Volume 2012 (2012), Article ID 608359, 8 pages
Clinical Study

Postoperative Pain Trajectories in Cardiac Surgery Patients

1Pain Research Center, Department of Anesthesiology, School of Medicine, University of Utah, 615 Arapeen Drive, Suite 200, Salt Lake City, Utah 84108, USA
2Departments of Anesthesiology and Intensive Care, Friedrich-Schiller University Hospital, 07747 Jena, Germany
3Department of Anesthesiology, Chaim Sheba Medical Center, Sackler School of Medicine, Tel Aviv University, Tel Aviv 69978, Israel
4Department of Cardiac Surgery, Chaim Sheba Medical Center, Sackler School of Medicine, Tel Aviv University, Tel Aviv 69978, Israel

Received 28 July 2011; Revised 20 September 2011; Accepted 4 October 2011

Academic Editor: Robert N. Jamison

Copyright © 2012 C. Richard Chapman et al. This is an open access article distributed under the Creative Commons Attribution License, which permits unrestricted use, distribution, and reproduction in any medium, provided the original work is properly cited.


Poorly controlled postoperative pain is a longstanding and costly problem in medicine.
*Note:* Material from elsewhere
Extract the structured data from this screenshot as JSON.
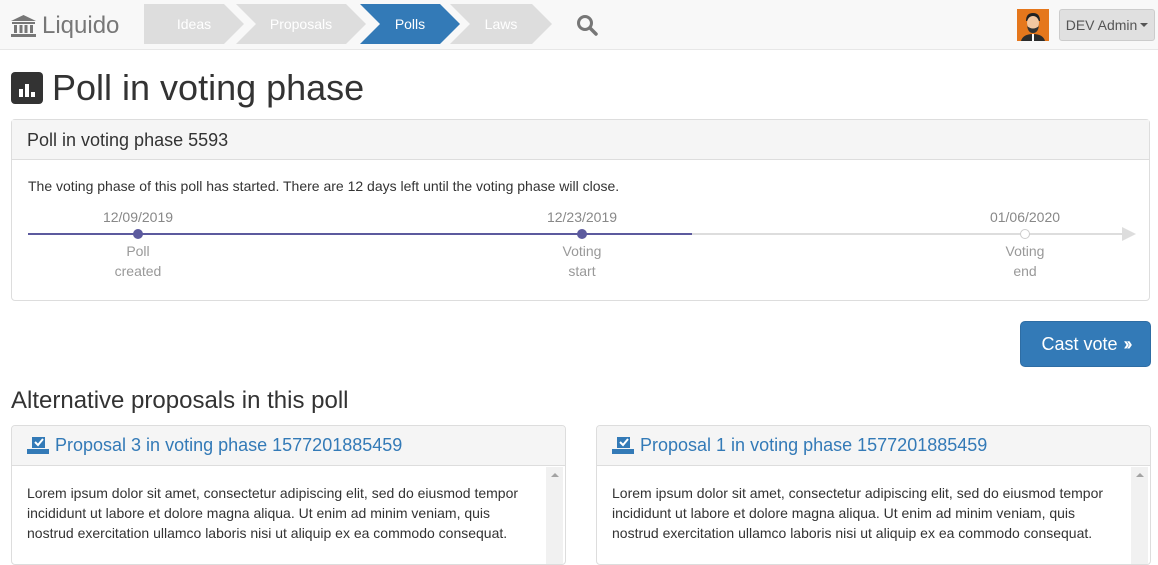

The purposes of this study were to characterize the acute pain trajectories over the first four postoperative days in 83 cardiac surgery patients with a mixed effects model of linear growth to determine whether statistically significant individual differences exist in these pain trajectories, and to compare the quality of measurement by trajectory with conventional pain measurement practices. The data conformed to a linear model that provided slope (rate of change) as a basis for comparing patients. Slopes varied significantly across patients, indicating that the direction and rate of change in pain during the first four days of recovery from surgery differed systematically across individuals. Of the 83 patients, 24 had decreasing pain after surgery, 24 had increasing pain, and the remaining 35 had approximately constant levels of pain over the four postoperative days.